| YOUR ASSIGNMENT |
Write out each line of the entries below that holds the word "TEVO".

Website and app data records

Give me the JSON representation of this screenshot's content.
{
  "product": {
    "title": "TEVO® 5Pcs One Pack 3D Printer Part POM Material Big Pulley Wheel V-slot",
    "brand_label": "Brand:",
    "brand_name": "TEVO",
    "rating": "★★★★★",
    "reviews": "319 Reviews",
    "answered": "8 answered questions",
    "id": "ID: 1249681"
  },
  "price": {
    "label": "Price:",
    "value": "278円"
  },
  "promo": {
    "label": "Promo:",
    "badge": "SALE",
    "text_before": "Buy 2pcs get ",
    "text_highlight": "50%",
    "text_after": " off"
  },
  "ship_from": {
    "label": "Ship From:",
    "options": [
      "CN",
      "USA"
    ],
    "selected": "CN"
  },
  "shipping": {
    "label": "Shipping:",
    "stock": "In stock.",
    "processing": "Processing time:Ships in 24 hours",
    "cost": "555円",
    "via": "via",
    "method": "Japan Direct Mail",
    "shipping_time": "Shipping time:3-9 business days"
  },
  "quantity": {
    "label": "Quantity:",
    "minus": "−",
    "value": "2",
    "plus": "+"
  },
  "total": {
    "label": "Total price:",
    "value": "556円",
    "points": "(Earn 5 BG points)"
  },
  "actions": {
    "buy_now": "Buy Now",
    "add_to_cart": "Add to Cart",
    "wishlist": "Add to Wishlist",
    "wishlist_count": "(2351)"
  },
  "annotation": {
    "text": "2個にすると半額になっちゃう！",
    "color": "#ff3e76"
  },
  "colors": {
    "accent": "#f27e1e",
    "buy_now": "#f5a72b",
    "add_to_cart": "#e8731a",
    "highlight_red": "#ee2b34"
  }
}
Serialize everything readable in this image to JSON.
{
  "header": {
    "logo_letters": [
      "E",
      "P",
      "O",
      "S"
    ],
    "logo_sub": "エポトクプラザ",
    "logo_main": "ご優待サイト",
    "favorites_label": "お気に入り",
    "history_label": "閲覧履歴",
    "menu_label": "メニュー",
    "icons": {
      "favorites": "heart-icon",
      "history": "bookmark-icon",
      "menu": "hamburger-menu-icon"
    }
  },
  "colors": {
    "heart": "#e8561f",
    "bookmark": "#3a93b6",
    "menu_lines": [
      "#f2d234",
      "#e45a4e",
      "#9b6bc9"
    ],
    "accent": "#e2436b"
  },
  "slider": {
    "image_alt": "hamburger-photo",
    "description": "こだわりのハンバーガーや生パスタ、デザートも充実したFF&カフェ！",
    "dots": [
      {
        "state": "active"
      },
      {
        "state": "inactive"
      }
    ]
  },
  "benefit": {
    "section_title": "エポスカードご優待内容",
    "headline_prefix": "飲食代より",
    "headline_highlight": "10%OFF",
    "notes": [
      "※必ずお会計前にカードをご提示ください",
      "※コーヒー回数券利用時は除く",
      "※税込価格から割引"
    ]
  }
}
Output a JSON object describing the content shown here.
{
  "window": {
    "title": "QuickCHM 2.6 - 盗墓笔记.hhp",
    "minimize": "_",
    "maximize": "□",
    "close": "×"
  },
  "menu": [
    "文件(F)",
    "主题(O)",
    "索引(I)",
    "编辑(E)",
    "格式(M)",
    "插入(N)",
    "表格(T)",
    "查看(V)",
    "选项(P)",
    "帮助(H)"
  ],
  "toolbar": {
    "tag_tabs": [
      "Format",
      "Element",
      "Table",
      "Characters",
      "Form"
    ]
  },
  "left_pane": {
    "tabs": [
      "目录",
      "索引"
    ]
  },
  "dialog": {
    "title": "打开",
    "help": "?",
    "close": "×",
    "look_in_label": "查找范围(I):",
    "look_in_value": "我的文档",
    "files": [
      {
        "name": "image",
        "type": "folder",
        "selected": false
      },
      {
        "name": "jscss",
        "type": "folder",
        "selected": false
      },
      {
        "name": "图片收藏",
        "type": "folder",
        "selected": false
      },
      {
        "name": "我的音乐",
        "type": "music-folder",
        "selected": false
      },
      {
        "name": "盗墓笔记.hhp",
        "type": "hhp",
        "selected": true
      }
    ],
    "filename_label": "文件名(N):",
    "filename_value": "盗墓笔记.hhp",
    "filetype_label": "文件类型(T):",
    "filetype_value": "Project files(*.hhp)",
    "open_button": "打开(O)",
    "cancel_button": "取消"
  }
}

| FINAL ANSWER |
    "title": "TEVO® 5Pcs One Pack 3D Printer Part POM Material Big Pulley Wheel V-slot",
    "brand_name": "TEVO",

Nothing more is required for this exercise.